Segment Open

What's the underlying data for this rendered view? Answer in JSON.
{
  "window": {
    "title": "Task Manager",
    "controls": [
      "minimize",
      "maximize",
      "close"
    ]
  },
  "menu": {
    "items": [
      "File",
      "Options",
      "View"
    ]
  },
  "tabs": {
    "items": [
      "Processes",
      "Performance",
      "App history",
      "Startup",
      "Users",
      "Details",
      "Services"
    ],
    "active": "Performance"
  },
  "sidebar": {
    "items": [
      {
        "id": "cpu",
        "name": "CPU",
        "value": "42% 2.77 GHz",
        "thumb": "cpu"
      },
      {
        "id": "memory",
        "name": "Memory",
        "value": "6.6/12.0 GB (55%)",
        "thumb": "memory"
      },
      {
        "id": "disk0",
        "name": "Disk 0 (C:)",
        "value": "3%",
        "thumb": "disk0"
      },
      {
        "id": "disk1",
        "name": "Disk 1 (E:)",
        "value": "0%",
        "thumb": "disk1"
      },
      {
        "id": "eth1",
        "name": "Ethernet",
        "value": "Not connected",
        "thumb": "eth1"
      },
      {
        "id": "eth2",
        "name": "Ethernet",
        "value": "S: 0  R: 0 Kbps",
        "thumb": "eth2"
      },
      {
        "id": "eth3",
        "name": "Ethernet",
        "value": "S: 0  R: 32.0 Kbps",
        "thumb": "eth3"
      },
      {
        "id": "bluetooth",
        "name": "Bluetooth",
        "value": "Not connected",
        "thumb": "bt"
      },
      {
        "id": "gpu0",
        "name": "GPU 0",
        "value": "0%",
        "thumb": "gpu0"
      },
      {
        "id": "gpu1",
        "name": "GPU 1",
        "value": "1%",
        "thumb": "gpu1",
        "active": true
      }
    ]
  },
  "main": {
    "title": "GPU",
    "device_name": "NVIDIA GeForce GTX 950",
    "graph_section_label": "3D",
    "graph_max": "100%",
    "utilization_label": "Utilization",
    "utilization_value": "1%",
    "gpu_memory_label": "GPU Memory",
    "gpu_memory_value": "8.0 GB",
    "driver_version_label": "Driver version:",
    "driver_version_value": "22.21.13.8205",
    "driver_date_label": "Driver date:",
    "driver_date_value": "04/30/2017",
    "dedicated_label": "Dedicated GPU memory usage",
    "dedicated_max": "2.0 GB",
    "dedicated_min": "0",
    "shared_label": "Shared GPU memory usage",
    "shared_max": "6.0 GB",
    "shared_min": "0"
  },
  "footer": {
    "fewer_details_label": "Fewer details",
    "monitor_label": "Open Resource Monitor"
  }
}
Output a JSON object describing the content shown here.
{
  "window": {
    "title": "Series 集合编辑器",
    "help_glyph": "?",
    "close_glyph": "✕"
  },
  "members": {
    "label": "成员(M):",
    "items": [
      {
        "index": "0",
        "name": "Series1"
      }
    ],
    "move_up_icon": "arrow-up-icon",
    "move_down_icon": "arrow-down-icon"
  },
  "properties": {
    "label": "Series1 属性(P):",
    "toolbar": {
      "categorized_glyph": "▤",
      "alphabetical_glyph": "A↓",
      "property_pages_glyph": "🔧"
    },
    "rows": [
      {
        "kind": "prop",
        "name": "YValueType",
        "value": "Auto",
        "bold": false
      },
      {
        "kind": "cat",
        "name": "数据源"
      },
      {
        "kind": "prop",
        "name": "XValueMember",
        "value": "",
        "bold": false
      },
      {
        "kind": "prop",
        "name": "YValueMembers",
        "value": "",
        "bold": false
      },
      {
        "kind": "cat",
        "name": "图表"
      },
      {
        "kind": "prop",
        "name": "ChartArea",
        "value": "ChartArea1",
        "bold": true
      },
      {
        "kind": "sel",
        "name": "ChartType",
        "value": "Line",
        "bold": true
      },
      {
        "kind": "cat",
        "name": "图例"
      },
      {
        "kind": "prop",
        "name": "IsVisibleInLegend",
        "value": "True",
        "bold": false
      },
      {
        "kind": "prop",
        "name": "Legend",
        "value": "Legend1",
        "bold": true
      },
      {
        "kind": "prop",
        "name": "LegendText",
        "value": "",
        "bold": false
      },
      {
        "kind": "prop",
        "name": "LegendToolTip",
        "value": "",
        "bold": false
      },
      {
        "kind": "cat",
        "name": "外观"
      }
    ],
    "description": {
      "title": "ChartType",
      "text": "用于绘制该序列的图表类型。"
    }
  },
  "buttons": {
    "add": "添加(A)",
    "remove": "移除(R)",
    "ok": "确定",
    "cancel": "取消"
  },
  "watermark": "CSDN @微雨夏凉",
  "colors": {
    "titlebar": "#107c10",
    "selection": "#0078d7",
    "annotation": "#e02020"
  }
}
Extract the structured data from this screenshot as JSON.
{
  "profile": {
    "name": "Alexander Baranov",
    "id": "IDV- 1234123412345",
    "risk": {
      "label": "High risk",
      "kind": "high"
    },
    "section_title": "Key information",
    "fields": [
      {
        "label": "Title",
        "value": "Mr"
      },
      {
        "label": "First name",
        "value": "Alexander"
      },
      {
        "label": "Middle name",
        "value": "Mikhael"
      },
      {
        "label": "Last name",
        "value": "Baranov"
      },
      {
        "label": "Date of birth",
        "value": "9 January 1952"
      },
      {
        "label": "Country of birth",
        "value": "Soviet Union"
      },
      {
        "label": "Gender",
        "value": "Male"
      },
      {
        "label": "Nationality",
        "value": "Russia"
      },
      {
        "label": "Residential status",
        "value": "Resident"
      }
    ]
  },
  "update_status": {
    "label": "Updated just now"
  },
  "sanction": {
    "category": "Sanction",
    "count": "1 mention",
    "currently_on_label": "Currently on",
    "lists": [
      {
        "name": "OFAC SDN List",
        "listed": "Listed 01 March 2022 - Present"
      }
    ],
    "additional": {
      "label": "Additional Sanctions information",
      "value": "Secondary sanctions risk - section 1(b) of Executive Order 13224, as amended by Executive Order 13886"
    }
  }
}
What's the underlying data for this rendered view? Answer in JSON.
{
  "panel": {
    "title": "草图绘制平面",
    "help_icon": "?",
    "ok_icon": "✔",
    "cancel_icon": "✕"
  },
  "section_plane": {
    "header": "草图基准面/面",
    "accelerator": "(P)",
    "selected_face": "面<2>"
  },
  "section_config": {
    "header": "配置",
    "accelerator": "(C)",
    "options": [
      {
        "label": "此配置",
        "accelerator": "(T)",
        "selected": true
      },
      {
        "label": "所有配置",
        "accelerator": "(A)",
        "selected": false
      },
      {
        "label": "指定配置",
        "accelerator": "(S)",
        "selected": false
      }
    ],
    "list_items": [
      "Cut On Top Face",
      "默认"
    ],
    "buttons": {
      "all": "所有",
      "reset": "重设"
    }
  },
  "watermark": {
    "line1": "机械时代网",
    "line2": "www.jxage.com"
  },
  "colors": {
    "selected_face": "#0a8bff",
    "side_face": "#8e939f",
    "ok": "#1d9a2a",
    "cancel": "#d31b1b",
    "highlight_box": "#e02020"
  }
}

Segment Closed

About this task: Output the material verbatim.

Reply to the task:
What's the underlying data for this rendered view? Answer in JSON.
{
  "window": {
    "title": "Task Manager",
    "controls": [
      "minimize",
      "maximize",
      "close"
    ]
  },
  "menu": {
    "items": [
      "File",
      "Options",
      "View"
    ]
  },
  "tabs": {
    "items": [
      "Processes",
      "Performance",
      "App history",
      "Startup",
      "Users",
      "Details",
      "Services"
    ],
    "active": "Performance"
  },
  "sidebar": {
    "items": [
      {
        "id": "cpu",
        "name": "CPU",
        "value": "42% 2.77 GHz",
        "thumb": "cpu"
      },
      {
        "id": "memory",
        "name": "Memory",
        "value": "6.6/12.0 GB (55%)",
        "thumb": "memory"
      },
      {
        "id": "disk0",
        "name": "Disk 0 (C:)",
        "value": "3%",
        "thumb": "disk0"
      },
      {
        "id": "disk1",
        "name": "Disk 1 (E:)",
        "value": "0%",
        "thumb": "disk1"
      },
      {
        "id": "eth1",
        "name": "Ethernet",
        "value": "Not connected",
        "thumb": "eth1"
      },
      {
        "id": "eth2",
        "name": "Ethernet",
        "value": "S: 0  R: 0 Kbps",
        "thumb": "eth2"
      },
      {
        "id": "eth3",
        "name": "Ethernet",
        "value": "S: 0  R: 32.0 Kbps",
        "thumb": "eth3"
      },
      {
        "id": "bluetooth",
        "name": "Bluetooth",
        "value": "Not connected",
        "thumb": "bt"
      },
      {
        "id": "gpu0",
        "name": "GPU 0",
        "value": "0%",
        "thumb": "gpu0"
      },
      {
        "id": "gpu1",
        "name": "GPU 1",
        "value": "1%",
        "thumb": "gpu1",
        "active": true
      }
    ]
  },
  "main": {
    "title": "GPU",
    "device_name": "NVIDIA GeForce GTX 950",
    "graph_section_label": "3D",
    "graph_max": "100%",
    "utilization_label": "Utilization",
    "utilization_value": "1%",
    "gpu_memory_label": "GPU Memory",
    "gpu_memory_value": "8.0 GB",
    "driver_version_label": "Driver version:",
    "driver_version_value": "22.21.13.8205",
    "driver_date_label": "Driver date:",
    "driver_date_value": "04/30/2017",
    "dedicated_label": "Dedicated GPU memory usage",
    "dedicated_max": "2.0 GB",
    "dedicated_min": "0",
    "shared_label": "Shared GPU memory usage",
    "shared_max": "6.0 GB",
    "shared_min": "0"
  },
  "footer": {
    "fewer_details_label": "Fewer details",
    "monitor_label": "Open Resource Monitor"
  }
}
Output a JSON object describing the content shown here.
{
  "window": {
    "title": "Series 集合编辑器",
    "help_glyph": "?",
    "close_glyph": "✕"
  },
  "members": {
    "label": "成员(M):",
    "items": [
      {
        "index": "0",
        "name": "Series1"
      }
    ],
    "move_up_icon": "arrow-up-icon",
    "move_down_icon": "arrow-down-icon"
  },
  "properties": {
    "label": "Series1 属性(P):",
    "toolbar": {
      "categorized_glyph": "▤",
      "alphabetical_glyph": "A↓",
      "property_pages_glyph": "🔧"
    },
    "rows": [
      {
        "kind": "prop",
        "name": "YValueType",
        "value": "Auto",
        "bold": false
      },
      {
        "kind": "cat",
        "name": "数据源"
      },
      {
        "kind": "prop",
        "name": "XValueMember",
        "value": "",
        "bold": false
      },
      {
        "kind": "prop",
        "name": "YValueMembers",
        "value": "",
        "bold": false
      },
      {
        "kind": "cat",
        "name": "图表"
      },
      {
        "kind": "prop",
        "name": "ChartArea",
        "value": "ChartArea1",
        "bold": true
      },
      {
        "kind": "sel",
        "name": "ChartType",
        "value": "Line",
        "bold": true
      },
      {
        "kind": "cat",
        "name": "图例"
      },
      {
        "kind": "prop",
        "name": "IsVisibleInLegend",
        "value": "True",
        "bold": false
      },
      {
        "kind": "prop",
        "name": "Legend",
        "value": "Legend1",
        "bold": true
      },
      {
        "kind": "prop",
        "name": "LegendText",
        "value": "",
        "bold": false
      },
      {
        "kind": "prop",
        "name": "LegendToolTip",
        "value": "",
        "bold": false
      },
      {
        "kind": "cat",
        "name": "外观"
      }
    ],
    "description": {
      "title": "ChartType",
      "text": "用于绘制该序列的图表类型。"
    }
  },
  "buttons": {
    "add": "添加(A)",
    "remove": "移除(R)",
    "ok": "确定",
    "cancel": "取消"
  },
  "watermark": "CSDN @微雨夏凉",
  "colors": {
    "titlebar": "#107c10",
    "selection": "#0078d7",
    "annotation": "#e02020"
  }
}
Extract the structured data from this screenshot as JSON.
{
  "profile": {
    "name": "Alexander Baranov",
    "id": "IDV- 1234123412345",
    "risk": {
      "label": "High risk",
      "kind": "high"
    },
    "section_title": "Key information",
    "fields": [
      {
        "label": "Title",
        "value": "Mr"
      },
      {
        "label": "First name",
        "value": "Alexander"
      },
      {
        "label": "Middle name",
        "value": "Mikhael"
      },
      {
        "label": "Last name",
        "value": "Baranov"
      },
      {
        "label": "Date of birth",
        "value": "9 January 1952"
      },
      {
        "label": "Country of birth",
        "value": "Soviet Union"
      },
      {
        "label": "Gender",
        "value": "Male"
      },
      {
        "label": "Nationality",
        "value": "Russia"
      },
      {
        "label": "Residential status",
        "value": "Resident"
      }
    ]
  },
  "update_status": {
    "label": "Updated just now"
  },
  "sanction": {
    "category": "Sanction",
    "count": "1 mention",
    "currently_on_label": "Currently on",
    "lists": [
      {
        "name": "OFAC SDN List",
        "listed": "Listed 01 March 2022 - Present"
      }
    ],
    "additional": {
      "label": "Additional Sanctions information",
      "value": "Secondary sanctions risk - section 1(b) of Executive Order 13224, as amended by Executive Order 13886"
    }
  }
}
What's the underlying data for this rendered view? Answer in JSON.
{
  "panel": {
    "title": "草图绘制平面",
    "help_icon": "?",
    "ok_icon": "✔",
    "cancel_icon": "✕"
  },
  "section_plane": {
    "header": "草图基准面/面",
    "accelerator": "(P)",
    "selected_face": "面<2>"
  },
  "section_config": {
    "header": "配置",
    "accelerator": "(C)",
    "options": [
      {
        "label": "此配置",
        "accelerator": "(T)",
        "selected": true
      },
      {
        "label": "所有配置",
        "accelerator": "(A)",
        "selected": false
      },
      {
        "label": "指定配置",
        "accelerator": "(S)",
        "selected": false
      }
    ],
    "list_items": [
      "Cut On Top Face",
      "默认"
    ],
    "buttons": {
      "all": "所有",
      "reset": "重设"
    }
  },
  "watermark": {
    "line1": "机械时代网",
    "line2": "www.jxage.com"
  },
  "colors": {
    "selected_face": "#0a8bff",
    "side_face": "#8e939f",
    "ok": "#1d9a2a",
    "cancel": "#d31b1b",
    "highlight_box": "#e02020"
  }
}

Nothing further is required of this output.